One of the most important changes to the rules in recent years has been the addition of a pitch timer, limits on defensive shifts, and bigger bases. Here is a helpful primer on the new regulations so that you know what to expect before visiting singbet to check the odds for the next big game.

What are the new rules?

The introduction of new rules is one of the most interesting aspects of the latest MLB news, and we’ll go over all three rules here and explore their genesis in the next section.

  • Pitch timer: It will still be innings, not minutes, that define a game’s duration. In 2023, MLB’s timing will alter slightly from what we have become familiar with. When there are no runners on base, the duration between pitches is 15 seconds, and when there are runners on base, it’s 20 seconds. The time limit of 30 seconds between hitters is the same as in the lower leagues.

Pitchers will no longer be able to toss over to a base as frequently as they choose for the first time. They will only be allowed two “disengagements,” which could be either pickoff attempts or step offs. Should a pitcher disengage for a pickoff attempt a third time, the runner moves one base if the effort is not successful.

  • Shift restrictions: The defensive team is required to have at least four infielders on the field, with two or more infielders on either side of the second base.

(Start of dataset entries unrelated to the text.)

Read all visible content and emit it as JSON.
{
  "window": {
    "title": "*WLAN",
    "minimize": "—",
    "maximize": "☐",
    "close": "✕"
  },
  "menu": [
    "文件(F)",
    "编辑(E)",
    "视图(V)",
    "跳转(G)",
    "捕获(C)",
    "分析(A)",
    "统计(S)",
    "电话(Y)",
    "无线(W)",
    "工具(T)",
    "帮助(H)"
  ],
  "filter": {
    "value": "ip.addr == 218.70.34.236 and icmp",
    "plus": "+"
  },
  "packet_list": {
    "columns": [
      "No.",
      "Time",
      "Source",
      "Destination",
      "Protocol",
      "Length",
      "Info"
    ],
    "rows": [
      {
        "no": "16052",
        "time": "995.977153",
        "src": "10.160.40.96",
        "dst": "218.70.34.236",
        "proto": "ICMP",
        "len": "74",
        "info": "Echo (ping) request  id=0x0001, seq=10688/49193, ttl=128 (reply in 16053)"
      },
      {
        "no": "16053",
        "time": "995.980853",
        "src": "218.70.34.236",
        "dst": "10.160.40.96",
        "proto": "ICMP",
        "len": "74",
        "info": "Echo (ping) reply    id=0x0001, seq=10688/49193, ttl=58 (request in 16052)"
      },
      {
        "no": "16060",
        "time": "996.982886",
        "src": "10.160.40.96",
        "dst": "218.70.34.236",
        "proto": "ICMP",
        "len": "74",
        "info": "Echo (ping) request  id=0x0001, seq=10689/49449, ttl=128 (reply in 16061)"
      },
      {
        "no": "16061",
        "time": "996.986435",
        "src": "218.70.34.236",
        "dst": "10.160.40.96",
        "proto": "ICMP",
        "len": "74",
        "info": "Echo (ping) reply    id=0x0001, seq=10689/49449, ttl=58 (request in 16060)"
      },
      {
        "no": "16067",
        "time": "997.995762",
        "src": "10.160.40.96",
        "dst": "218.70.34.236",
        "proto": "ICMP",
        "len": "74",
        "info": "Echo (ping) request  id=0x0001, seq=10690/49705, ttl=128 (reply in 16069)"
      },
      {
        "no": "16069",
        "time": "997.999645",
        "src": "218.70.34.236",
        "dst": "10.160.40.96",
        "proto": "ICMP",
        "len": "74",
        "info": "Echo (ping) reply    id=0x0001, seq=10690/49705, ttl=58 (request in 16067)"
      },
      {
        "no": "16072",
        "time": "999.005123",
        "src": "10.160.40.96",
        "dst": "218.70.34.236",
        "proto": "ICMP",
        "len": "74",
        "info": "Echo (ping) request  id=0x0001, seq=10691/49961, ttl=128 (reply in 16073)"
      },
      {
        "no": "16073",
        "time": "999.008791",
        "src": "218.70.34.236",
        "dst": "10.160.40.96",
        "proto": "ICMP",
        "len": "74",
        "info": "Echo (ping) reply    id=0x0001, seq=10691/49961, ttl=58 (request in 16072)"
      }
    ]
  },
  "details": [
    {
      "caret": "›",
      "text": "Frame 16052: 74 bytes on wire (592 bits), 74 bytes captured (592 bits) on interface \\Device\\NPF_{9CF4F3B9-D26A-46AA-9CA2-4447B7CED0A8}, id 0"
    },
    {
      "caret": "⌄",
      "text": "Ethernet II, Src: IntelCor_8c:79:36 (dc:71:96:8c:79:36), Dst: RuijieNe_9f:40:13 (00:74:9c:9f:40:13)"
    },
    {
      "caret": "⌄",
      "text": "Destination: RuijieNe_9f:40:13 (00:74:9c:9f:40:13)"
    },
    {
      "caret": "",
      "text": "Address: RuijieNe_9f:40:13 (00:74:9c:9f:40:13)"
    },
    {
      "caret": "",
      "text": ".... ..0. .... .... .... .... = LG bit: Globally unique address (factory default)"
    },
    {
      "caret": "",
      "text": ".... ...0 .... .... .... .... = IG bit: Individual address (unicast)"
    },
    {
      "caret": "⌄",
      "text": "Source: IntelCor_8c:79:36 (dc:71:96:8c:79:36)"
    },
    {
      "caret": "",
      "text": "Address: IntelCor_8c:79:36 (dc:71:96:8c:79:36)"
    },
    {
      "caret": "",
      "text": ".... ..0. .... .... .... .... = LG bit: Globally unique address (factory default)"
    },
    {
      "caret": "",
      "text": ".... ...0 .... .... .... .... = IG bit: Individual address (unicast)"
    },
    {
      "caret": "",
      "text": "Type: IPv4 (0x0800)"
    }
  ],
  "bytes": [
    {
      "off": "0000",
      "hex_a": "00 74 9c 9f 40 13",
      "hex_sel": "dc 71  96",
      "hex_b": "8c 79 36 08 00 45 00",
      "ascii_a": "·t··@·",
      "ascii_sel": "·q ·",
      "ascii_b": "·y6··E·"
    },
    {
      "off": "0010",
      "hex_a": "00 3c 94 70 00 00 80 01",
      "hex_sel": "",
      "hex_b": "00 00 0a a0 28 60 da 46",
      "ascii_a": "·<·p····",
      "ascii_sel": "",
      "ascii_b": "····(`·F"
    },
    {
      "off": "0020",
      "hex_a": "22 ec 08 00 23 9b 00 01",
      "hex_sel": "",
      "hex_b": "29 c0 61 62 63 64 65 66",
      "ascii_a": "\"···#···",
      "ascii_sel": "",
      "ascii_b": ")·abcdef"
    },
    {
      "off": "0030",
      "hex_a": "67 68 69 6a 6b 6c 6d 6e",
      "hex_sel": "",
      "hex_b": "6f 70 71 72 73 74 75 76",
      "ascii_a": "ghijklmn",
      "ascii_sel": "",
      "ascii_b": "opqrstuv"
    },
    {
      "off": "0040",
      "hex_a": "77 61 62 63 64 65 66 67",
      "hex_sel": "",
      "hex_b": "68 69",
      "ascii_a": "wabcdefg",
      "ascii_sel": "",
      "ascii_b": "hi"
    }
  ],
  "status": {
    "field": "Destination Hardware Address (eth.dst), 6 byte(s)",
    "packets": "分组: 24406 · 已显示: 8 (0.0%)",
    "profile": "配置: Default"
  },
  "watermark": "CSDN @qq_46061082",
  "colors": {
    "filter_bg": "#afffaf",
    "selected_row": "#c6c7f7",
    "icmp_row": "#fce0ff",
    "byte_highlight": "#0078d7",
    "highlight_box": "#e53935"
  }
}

The rule changes are made to boost batting averages on balls put in play and give infielders more opportunities to show off their skills with spectacular defensive plays.
  • Bigger bases: There are now 18 inches of space between first, second, and third base, up from the previous 15 inches, while home plate has remained the same size. Fielders and runners now have more freedom to move around without the risk of colliding, which is the primary motivation for the larger bases. However, with a shorter distance between them, runners may have an easier time stealing bases and executing bang-bang plays.

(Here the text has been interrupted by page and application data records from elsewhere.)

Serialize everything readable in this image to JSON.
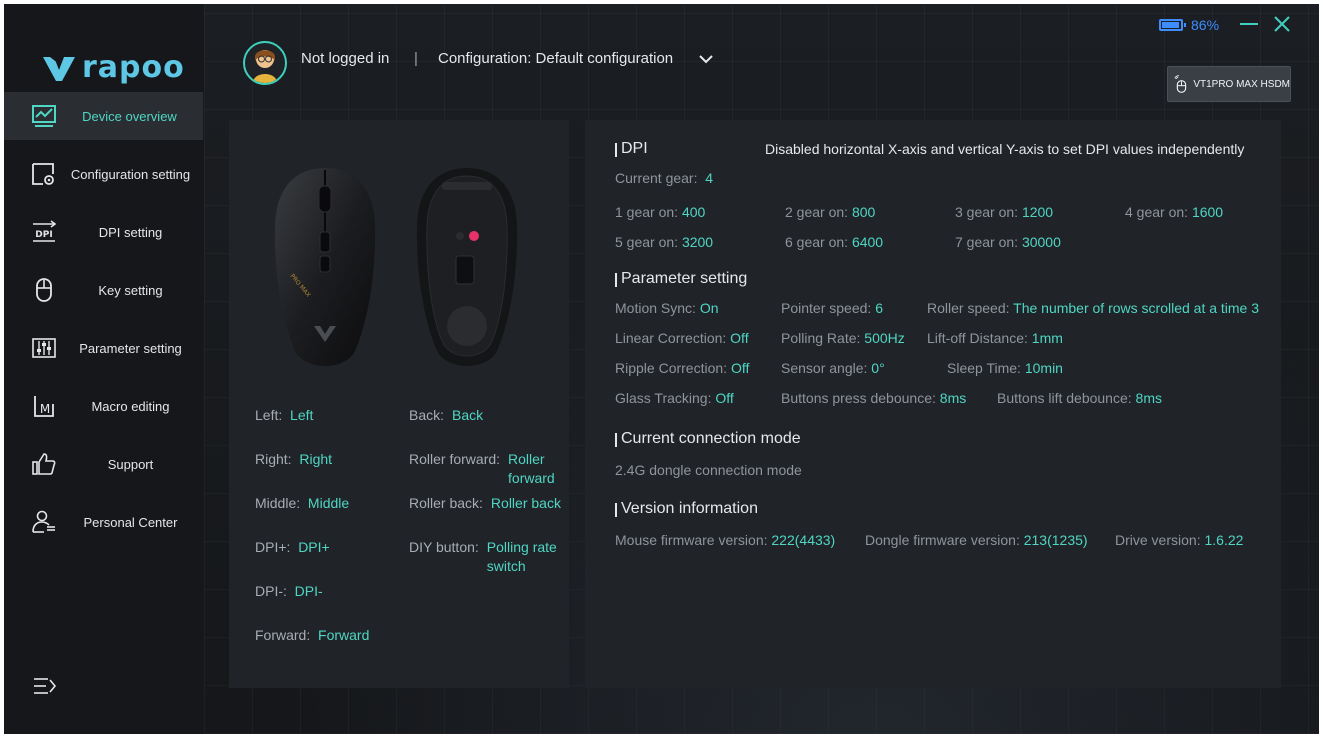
{
  "sidebar": {
    "logo_text": "rapoo",
    "items": [
      {
        "label": "Device overview",
        "icon": "monitor-chart-icon",
        "active": true
      },
      {
        "label": "Configuration setting",
        "icon": "config-gear-icon",
        "active": false
      },
      {
        "label": "DPI setting",
        "icon": "dpi-icon",
        "active": false
      },
      {
        "label": "Key setting",
        "icon": "mouse-icon",
        "active": false
      },
      {
        "label": "Parameter setting",
        "icon": "sliders-icon",
        "active": false
      },
      {
        "label": "Macro editing",
        "icon": "macro-icon",
        "active": false
      },
      {
        "label": "Support",
        "icon": "thumbs-up-icon",
        "active": false
      },
      {
        "label": "Personal Center",
        "icon": "user-icon",
        "active": false
      }
    ]
  },
  "header": {
    "user_status": "Not logged in",
    "separator": "|",
    "config_label": "Configuration: Default configuration",
    "battery_percent": "86%",
    "battery_level": 0.86,
    "device_name": "VT1PRO MAX HSDM"
  },
  "keys": {
    "left_col": [
      {
        "label": "Left:",
        "value": "Left"
      },
      {
        "label": "Right:",
        "value": "Right"
      },
      {
        "label": "Middle:",
        "value": "Middle"
      },
      {
        "label": "DPI+:",
        "value": "DPI+"
      },
      {
        "label": "DPI-:",
        "value": "DPI-"
      },
      {
        "label": "Forward:",
        "value": "Forward"
      }
    ],
    "right_col": [
      {
        "label": "Back:",
        "value": "Back"
      },
      {
        "label": "Roller forward:",
        "value": "Roller forward"
      },
      {
        "label": "Roller back:",
        "value": "Roller back"
      },
      {
        "label": "DIY button:",
        "value": "Polling rate switch"
      }
    ]
  },
  "dpi": {
    "title": "DPI",
    "note": "Disabled horizontal X-axis and vertical Y-axis to set DPI values independently",
    "current_gear_label": "Current gear:",
    "current_gear": "4",
    "gears": [
      {
        "label": "1 gear on:",
        "value": "400"
      },
      {
        "label": "2 gear on:",
        "value": "800"
      },
      {
        "label": "3 gear on:",
        "value": "1200"
      },
      {
        "label": "4 gear on:",
        "value": "1600"
      },
      {
        "label": "5 gear on:",
        "value": "3200"
      },
      {
        "label": "6 gear on:",
        "value": "6400"
      },
      {
        "label": "7 gear on:",
        "value": "30000"
      }
    ]
  },
  "params": {
    "title": "Parameter setting",
    "items": [
      {
        "label": "Motion Sync:",
        "value": "On"
      },
      {
        "label": "Pointer speed:",
        "value": "6"
      },
      {
        "label": "Roller speed:",
        "value": "The number of rows scrolled at a time 3"
      },
      {
        "label": "Linear Correction:",
        "value": "Off"
      },
      {
        "label": "Polling Rate:",
        "value": "500Hz"
      },
      {
        "label": "Lift-off Distance:",
        "value": "1mm"
      },
      {
        "label": "Ripple Correction:",
        "value": "Off"
      },
      {
        "label": "Sensor angle:",
        "value": "0°"
      },
      {
        "label": "Sleep Time:",
        "value": "10min"
      },
      {
        "label": "Glass Tracking:",
        "value": "Off"
      },
      {
        "label": "Buttons press debounce:",
        "value": "8ms"
      },
      {
        "label": "Buttons lift debounce:",
        "value": "8ms"
      }
    ]
  },
  "connection": {
    "title": "Current connection mode",
    "mode": "2.4G dongle connection mode"
  },
  "version": {
    "title": "Version information",
    "items": [
      {
        "label": "Mouse firmware version:",
        "value": "222(4433)"
      },
      {
        "label": "Dongle firmware version:",
        "value": "213(1235)"
      },
      {
        "label": "Drive version:",
        "value": "1.6.22"
      }
    ]
  }
}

To allow for proper preparation for the 2023 regular season opener, they will be in force for the entirety of spring training. The referees have been told to start issuing penalties immediately.

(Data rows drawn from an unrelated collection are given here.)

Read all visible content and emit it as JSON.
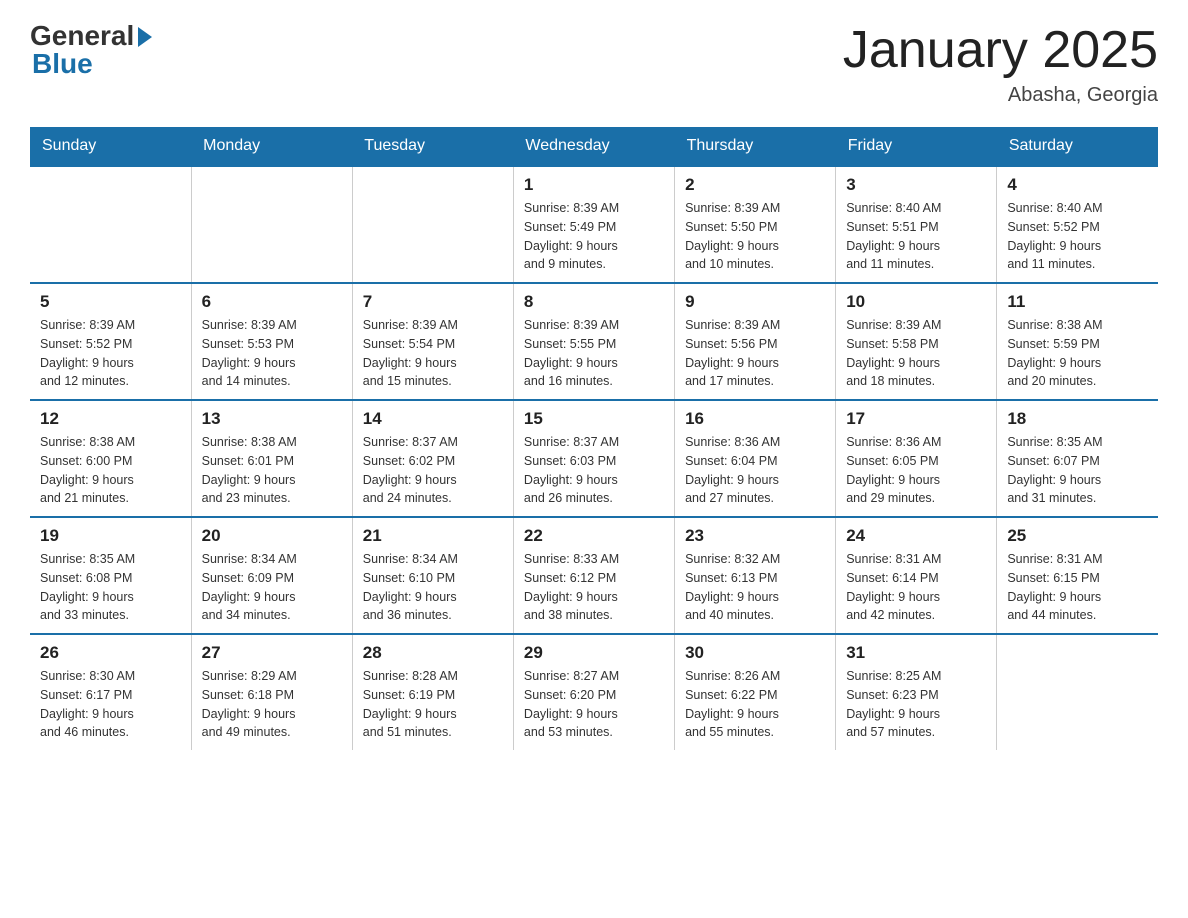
{
  "logo": {
    "general": "General",
    "blue": "Blue"
  },
  "title": "January 2025",
  "location": "Abasha, Georgia",
  "days_of_week": [
    "Sunday",
    "Monday",
    "Tuesday",
    "Wednesday",
    "Thursday",
    "Friday",
    "Saturday"
  ],
  "weeks": [
    [
      {
        "day": "",
        "info": ""
      },
      {
        "day": "",
        "info": ""
      },
      {
        "day": "",
        "info": ""
      },
      {
        "day": "1",
        "info": "Sunrise: 8:39 AM\nSunset: 5:49 PM\nDaylight: 9 hours\nand 9 minutes."
      },
      {
        "day": "2",
        "info": "Sunrise: 8:39 AM\nSunset: 5:50 PM\nDaylight: 9 hours\nand 10 minutes."
      },
      {
        "day": "3",
        "info": "Sunrise: 8:40 AM\nSunset: 5:51 PM\nDaylight: 9 hours\nand 11 minutes."
      },
      {
        "day": "4",
        "info": "Sunrise: 8:40 AM\nSunset: 5:52 PM\nDaylight: 9 hours\nand 11 minutes."
      }
    ],
    [
      {
        "day": "5",
        "info": "Sunrise: 8:39 AM\nSunset: 5:52 PM\nDaylight: 9 hours\nand 12 minutes."
      },
      {
        "day": "6",
        "info": "Sunrise: 8:39 AM\nSunset: 5:53 PM\nDaylight: 9 hours\nand 14 minutes."
      },
      {
        "day": "7",
        "info": "Sunrise: 8:39 AM\nSunset: 5:54 PM\nDaylight: 9 hours\nand 15 minutes."
      },
      {
        "day": "8",
        "info": "Sunrise: 8:39 AM\nSunset: 5:55 PM\nDaylight: 9 hours\nand 16 minutes."
      },
      {
        "day": "9",
        "info": "Sunrise: 8:39 AM\nSunset: 5:56 PM\nDaylight: 9 hours\nand 17 minutes."
      },
      {
        "day": "10",
        "info": "Sunrise: 8:39 AM\nSunset: 5:58 PM\nDaylight: 9 hours\nand 18 minutes."
      },
      {
        "day": "11",
        "info": "Sunrise: 8:38 AM\nSunset: 5:59 PM\nDaylight: 9 hours\nand 20 minutes."
      }
    ],
    [
      {
        "day": "12",
        "info": "Sunrise: 8:38 AM\nSunset: 6:00 PM\nDaylight: 9 hours\nand 21 minutes."
      },
      {
        "day": "13",
        "info": "Sunrise: 8:38 AM\nSunset: 6:01 PM\nDaylight: 9 hours\nand 23 minutes."
      },
      {
        "day": "14",
        "info": "Sunrise: 8:37 AM\nSunset: 6:02 PM\nDaylight: 9 hours\nand 24 minutes."
      },
      {
        "day": "15",
        "info": "Sunrise: 8:37 AM\nSunset: 6:03 PM\nDaylight: 9 hours\nand 26 minutes."
      },
      {
        "day": "16",
        "info": "Sunrise: 8:36 AM\nSunset: 6:04 PM\nDaylight: 9 hours\nand 27 minutes."
      },
      {
        "day": "17",
        "info": "Sunrise: 8:36 AM\nSunset: 6:05 PM\nDaylight: 9 hours\nand 29 minutes."
      },
      {
        "day": "18",
        "info": "Sunrise: 8:35 AM\nSunset: 6:07 PM\nDaylight: 9 hours\nand 31 minutes."
      }
    ],
    [
      {
        "day": "19",
        "info": "Sunrise: 8:35 AM\nSunset: 6:08 PM\nDaylight: 9 hours\nand 33 minutes."
      },
      {
        "day": "20",
        "info": "Sunrise: 8:34 AM\nSunset: 6:09 PM\nDaylight: 9 hours\nand 34 minutes."
      },
      {
        "day": "21",
        "info": "Sunrise: 8:34 AM\nSunset: 6:10 PM\nDaylight: 9 hours\nand 36 minutes."
      },
      {
        "day": "22",
        "info": "Sunrise: 8:33 AM\nSunset: 6:12 PM\nDaylight: 9 hours\nand 38 minutes."
      },
      {
        "day": "23",
        "info": "Sunrise: 8:32 AM\nSunset: 6:13 PM\nDaylight: 9 hours\nand 40 minutes."
      },
      {
        "day": "24",
        "info": "Sunrise: 8:31 AM\nSunset: 6:14 PM\nDaylight: 9 hours\nand 42 minutes."
      },
      {
        "day": "25",
        "info": "Sunrise: 8:31 AM\nSunset: 6:15 PM\nDaylight: 9 hours\nand 44 minutes."
      }
    ],
    [
      {
        "day": "26",
        "info": "Sunrise: 8:30 AM\nSunset: 6:17 PM\nDaylight: 9 hours\nand 46 minutes."
      },
      {
        "day": "27",
        "info": "Sunrise: 8:29 AM\nSunset: 6:18 PM\nDaylight: 9 hours\nand 49 minutes."
      },
      {
        "day": "28",
        "info": "Sunrise: 8:28 AM\nSunset: 6:19 PM\nDaylight: 9 hours\nand 51 minutes."
      },
      {
        "day": "29",
        "info": "Sunrise: 8:27 AM\nSunset: 6:20 PM\nDaylight: 9 hours\nand 53 minutes."
      },
      {
        "day": "30",
        "info": "Sunrise: 8:26 AM\nSunset: 6:22 PM\nDaylight: 9 hours\nand 55 minutes."
      },
      {
        "day": "31",
        "info": "Sunrise: 8:25 AM\nSunset: 6:23 PM\nDaylight: 9 hours\nand 57 minutes."
      },
      {
        "day": "",
        "info": ""
      }
    ]
  ]
}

How did the rule changes begin?

As Major League Baseball looked for methods to remedy the issue of games dragging with less action, the league surveyed its fans extensively to ascertain what kind of baseball they liked best, a move that gave them a vivid picture of what kind of game the majority of fans would be excited to watch.

There was widespread agreement that the MLB needed more action, more balls in play (i.e., fewer home runs, fewer strikeouts, and fewer walks), more agility on the basepaths and in the field, and a faster pace.

Then, the Major League Baseball Competition Committee and the Playing Rules Committee made a list of possible rule changes that would improve the fan experience.